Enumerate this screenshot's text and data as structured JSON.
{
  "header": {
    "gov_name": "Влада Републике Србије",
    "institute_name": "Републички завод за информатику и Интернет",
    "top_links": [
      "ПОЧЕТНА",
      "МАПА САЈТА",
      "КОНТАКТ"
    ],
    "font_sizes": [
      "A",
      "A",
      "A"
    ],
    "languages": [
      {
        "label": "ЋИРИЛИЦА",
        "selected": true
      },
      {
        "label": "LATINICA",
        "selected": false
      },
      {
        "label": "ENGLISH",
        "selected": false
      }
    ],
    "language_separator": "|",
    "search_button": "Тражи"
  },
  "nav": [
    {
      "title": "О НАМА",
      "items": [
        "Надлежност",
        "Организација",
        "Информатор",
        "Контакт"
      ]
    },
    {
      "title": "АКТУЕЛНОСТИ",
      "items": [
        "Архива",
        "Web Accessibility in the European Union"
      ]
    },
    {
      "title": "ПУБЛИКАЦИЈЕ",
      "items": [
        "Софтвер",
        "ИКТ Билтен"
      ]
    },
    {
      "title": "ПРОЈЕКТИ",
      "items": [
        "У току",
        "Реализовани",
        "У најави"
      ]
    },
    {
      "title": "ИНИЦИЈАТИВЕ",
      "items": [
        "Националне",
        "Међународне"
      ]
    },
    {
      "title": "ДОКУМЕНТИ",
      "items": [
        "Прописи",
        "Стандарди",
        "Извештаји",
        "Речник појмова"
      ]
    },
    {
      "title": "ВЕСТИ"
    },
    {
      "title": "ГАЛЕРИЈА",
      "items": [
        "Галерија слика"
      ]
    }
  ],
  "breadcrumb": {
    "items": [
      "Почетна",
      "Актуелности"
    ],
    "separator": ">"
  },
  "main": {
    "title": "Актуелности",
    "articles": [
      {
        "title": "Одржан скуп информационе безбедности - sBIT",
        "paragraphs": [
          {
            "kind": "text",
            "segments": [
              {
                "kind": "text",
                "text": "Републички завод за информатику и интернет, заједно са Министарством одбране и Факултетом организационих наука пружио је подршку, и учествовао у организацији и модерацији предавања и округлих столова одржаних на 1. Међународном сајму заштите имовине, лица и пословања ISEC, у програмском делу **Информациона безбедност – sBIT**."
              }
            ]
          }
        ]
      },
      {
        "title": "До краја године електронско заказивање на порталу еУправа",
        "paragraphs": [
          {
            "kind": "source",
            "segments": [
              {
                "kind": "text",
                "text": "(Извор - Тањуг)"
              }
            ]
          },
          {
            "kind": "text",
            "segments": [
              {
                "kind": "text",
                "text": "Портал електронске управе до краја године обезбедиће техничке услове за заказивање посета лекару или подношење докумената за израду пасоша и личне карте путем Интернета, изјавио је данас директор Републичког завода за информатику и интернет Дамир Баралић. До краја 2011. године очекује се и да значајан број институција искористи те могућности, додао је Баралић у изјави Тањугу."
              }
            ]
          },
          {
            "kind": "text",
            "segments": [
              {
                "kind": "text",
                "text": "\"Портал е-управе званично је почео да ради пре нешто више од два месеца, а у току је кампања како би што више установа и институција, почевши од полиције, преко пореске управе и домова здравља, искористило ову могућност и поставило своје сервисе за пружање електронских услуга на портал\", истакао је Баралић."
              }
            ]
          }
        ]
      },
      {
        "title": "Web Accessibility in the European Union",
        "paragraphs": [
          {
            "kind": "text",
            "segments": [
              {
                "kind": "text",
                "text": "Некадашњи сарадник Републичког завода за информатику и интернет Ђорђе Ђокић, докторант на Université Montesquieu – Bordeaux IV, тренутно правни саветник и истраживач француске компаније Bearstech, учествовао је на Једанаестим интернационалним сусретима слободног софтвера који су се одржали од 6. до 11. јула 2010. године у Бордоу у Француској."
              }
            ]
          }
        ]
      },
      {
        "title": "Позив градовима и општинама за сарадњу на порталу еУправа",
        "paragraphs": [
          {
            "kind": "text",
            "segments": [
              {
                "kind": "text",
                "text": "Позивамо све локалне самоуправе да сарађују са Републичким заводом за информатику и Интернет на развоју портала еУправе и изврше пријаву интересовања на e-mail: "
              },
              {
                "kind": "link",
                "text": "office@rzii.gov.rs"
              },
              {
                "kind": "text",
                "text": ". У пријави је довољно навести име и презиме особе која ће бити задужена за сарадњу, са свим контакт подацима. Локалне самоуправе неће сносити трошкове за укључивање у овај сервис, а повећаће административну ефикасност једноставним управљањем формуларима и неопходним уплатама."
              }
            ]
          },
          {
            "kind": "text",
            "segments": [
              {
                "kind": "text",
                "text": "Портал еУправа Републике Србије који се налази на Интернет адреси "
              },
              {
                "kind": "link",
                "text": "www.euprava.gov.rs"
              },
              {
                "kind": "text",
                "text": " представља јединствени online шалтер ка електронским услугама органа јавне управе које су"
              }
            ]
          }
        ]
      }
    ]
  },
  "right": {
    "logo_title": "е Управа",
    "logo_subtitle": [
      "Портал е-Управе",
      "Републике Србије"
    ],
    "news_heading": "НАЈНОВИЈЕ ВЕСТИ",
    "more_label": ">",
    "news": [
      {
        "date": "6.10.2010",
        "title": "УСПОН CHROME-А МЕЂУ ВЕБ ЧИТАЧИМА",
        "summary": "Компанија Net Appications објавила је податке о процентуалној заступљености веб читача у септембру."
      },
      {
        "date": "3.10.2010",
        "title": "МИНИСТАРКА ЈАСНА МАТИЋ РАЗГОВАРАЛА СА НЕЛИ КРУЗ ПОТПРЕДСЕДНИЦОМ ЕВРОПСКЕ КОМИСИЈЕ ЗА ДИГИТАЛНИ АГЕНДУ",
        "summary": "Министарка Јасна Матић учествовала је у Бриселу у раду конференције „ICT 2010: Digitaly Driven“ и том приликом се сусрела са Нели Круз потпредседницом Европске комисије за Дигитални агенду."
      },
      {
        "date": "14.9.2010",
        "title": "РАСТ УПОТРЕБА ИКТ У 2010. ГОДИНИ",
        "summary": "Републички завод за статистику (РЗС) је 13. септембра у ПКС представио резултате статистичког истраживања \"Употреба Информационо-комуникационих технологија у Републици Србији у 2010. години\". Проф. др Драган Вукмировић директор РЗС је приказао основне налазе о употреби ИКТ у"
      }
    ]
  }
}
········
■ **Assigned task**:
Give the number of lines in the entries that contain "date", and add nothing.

■ **Reply to the task**:
3